Video editor’s persistence aids unexpected career opportunity
By Morgan Rezac
University of Nebraska-Lincoln
While filling out an application to Subway after graduating from the college, Allison Spalter never imagined she would receive a phone call with an offer for a job interview at one of Kansas City’s top news stations.
After struggling to find a job after graduation from the Kansas City Art Institute with a major in video and news media and emphases in editing and motion graphics, Spalter applied at KSHB-TV Channel 41 Action News in Kansas City. Although she had never worked in a newsroom, had no television broadcasting experience and met few of the requirements, Spalter still applied.
Three weeks later, Spalter resorted to filling out a job application at Subway and going to food pantries for groceries. As she was applying for that Subway job, Spalter’s now boss at KSHB-TV called and offered her an interview.
“It was unbelievable to have a meeting there,” said Spalter, who visited the station in the eighth grade for a job shadow. “I sat in a room with people I had been watching since I was 14. It was crazy.”

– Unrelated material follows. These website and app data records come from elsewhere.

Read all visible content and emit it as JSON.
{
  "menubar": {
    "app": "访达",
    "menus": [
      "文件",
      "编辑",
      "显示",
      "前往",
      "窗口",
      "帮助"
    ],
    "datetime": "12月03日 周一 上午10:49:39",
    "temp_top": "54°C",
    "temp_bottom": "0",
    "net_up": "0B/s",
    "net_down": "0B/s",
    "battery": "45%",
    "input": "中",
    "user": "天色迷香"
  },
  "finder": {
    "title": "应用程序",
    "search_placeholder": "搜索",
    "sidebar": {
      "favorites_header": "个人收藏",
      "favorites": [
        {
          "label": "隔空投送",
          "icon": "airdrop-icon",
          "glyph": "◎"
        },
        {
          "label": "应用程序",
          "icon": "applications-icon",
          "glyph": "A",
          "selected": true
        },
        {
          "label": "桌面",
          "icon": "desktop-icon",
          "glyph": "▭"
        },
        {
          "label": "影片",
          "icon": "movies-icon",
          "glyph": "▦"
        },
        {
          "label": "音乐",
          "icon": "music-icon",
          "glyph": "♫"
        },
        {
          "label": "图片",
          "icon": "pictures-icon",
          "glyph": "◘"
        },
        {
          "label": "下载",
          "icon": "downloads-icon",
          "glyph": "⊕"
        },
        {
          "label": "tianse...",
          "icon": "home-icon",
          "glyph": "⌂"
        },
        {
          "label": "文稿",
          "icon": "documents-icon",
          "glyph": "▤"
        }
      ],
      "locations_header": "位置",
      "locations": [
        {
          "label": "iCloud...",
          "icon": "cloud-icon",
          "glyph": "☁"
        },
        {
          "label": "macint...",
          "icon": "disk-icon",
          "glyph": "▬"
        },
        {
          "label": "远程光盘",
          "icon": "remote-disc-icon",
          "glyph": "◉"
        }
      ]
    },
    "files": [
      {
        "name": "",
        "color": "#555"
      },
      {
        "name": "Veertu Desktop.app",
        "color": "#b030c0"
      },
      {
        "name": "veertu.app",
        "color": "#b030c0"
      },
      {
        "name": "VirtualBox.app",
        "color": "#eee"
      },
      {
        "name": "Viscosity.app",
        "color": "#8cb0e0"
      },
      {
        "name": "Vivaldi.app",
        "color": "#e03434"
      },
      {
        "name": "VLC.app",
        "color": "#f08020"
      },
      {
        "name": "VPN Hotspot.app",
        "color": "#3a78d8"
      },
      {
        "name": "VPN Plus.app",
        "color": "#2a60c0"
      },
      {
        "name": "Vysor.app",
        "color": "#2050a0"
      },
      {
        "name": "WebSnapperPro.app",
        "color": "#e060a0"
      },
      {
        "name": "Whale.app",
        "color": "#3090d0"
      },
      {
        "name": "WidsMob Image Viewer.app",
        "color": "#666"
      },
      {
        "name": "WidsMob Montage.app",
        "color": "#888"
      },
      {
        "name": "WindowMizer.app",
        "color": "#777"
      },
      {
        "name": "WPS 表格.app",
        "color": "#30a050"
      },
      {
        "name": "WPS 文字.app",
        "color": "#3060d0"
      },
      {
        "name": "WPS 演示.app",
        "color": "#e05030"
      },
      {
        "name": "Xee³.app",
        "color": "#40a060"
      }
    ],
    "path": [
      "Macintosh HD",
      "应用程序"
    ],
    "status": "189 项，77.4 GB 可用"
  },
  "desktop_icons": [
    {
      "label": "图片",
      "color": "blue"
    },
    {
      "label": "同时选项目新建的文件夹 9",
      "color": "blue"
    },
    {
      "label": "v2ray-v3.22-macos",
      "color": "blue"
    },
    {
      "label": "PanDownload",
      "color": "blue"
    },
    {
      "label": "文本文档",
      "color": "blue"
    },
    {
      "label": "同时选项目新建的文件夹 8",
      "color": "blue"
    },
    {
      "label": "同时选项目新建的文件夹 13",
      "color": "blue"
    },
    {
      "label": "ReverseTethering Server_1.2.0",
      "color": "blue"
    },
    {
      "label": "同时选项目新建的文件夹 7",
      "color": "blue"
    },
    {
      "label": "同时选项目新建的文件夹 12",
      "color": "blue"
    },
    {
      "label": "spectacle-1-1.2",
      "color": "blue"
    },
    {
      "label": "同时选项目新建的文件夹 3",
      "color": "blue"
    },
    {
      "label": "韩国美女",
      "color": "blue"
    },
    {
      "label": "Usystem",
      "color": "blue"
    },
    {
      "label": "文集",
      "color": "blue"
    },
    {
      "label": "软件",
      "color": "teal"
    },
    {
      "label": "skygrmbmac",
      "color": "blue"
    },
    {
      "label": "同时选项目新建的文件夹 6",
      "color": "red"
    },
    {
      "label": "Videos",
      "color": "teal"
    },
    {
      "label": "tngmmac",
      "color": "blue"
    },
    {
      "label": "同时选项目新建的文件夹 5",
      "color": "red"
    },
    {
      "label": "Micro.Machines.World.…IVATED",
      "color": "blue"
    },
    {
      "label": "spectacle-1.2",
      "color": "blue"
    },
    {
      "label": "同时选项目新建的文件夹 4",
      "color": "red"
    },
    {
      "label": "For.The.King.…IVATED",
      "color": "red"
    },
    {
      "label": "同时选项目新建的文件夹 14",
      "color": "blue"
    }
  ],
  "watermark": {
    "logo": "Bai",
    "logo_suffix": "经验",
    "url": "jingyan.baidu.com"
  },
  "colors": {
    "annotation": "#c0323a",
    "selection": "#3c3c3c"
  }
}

Spalter is now a video editor and content coordinator at KSHB-TV.
Spalter edits videos for television packages and tunes in live microwave and satellite shots. She also decides which clips best describe the stories that go on television.
“Editing is kind of like quilting because you can tell eight different stories just by changing up the pace, color or angle,” Spalter said during a phone interview. “There is a freedom to it that you don’t get when you write the story.”
The hardest part of Spalter’s job is deciding which videos should be shown to the public. During a typical morning show when Spalter was on duty, breaking news interrupted with information about a shootout between police and a suspect. During the feed, the police shot the suspect. The feed did not show the shooting, but the video did stream the paramedics carrying the suspect on a stretcher to an ambulance.
“The suspect wasn’t dead at the time, but he had died by the time I got to the office,” Spalter said. “The editor wanted the video to keep playing. I had a hard time showing the scene because he looked dead on the stretcher.”
After expressing her concerns to the news director, the video was still shown, but Spalter switched duties with a coworker so she wouldn’t have to show the footage.
“The hardest part of the job is making sure you aren’t showing the family down the street an image of someone dead or dying,“ Spalter said.
When a difficult situation arises, Spalter advises editors to find someone to talk to about whether to run certain images and videos.
“Talking about it helps a lot,” Spalter said.
As an editor, Spalter is put in some tough situations. Although difficult, she enjoys the control she has to show certain images, clips or stories.
Although Spalter’s main focus is video, she has had success in writing as well. After begging her boss for more work to do, Spalter began her own project. She produced a five-minute package about a Holocaust survivor who is a tailor.
“I spent 16 hours on that package,” Spalter said. “I wanted to show my producers that I could handle more work.”
Spalter’s hard work earned her a nomination for a local Emmy. In order to be nominated for the award, a news station must submit the package.
“There will be days that you are amazed by your job and those stories will make up for the really bad stories,” Spalter said.
Looking back, Spalter is amazed she made it this far at the station.
As a part of the interview, Spalter edited a news script on the spot, put two video clips together and handed in a demo reel.
“I didn’t think I would get the job,” Spalter said. “After three weeks of waiting, I called the station four times to ask if they had made a decision.”
Spalter screamed into her new boss’s ear when she received a job offer. Throughout the interview process, Spalter learned an important lesson about the news industry: The concept of time is warped because of how rapidly things change.
“There is a constant stream of news,” Spalter said. “There will be breaking news everyday.”
As a college student, Spalter fell in love with editing film footage and found a passion for music videos with a story line. She even helped a professor teach a video editing class as a teacher’s assistant. Her professors encouraged her to pursue gallery editing.
However, Spalter knew she needed a different career path to help pay off loans. She had interned for an event planner, but that did not satisfy her.
For her senior thesis, Spalter started her own pilot television station, an uncommon project for her small, liberal arts school. Remix TV, Spalter’s station, was picked up by its first receivers through antenna television during an episode of “Lost”. While riding the bus in Kansas City the next day, Spalter overheard two people discussing their curiosity about the broadcast that interrupted the show. Although her pilot station only broadcast within a 10-mile radius on antenna televisions, Spalter considered her senior thesis a success.
“I love TV,” Spalter said. “I’m kind of obsessed with it to a point where it’s unhealthy.”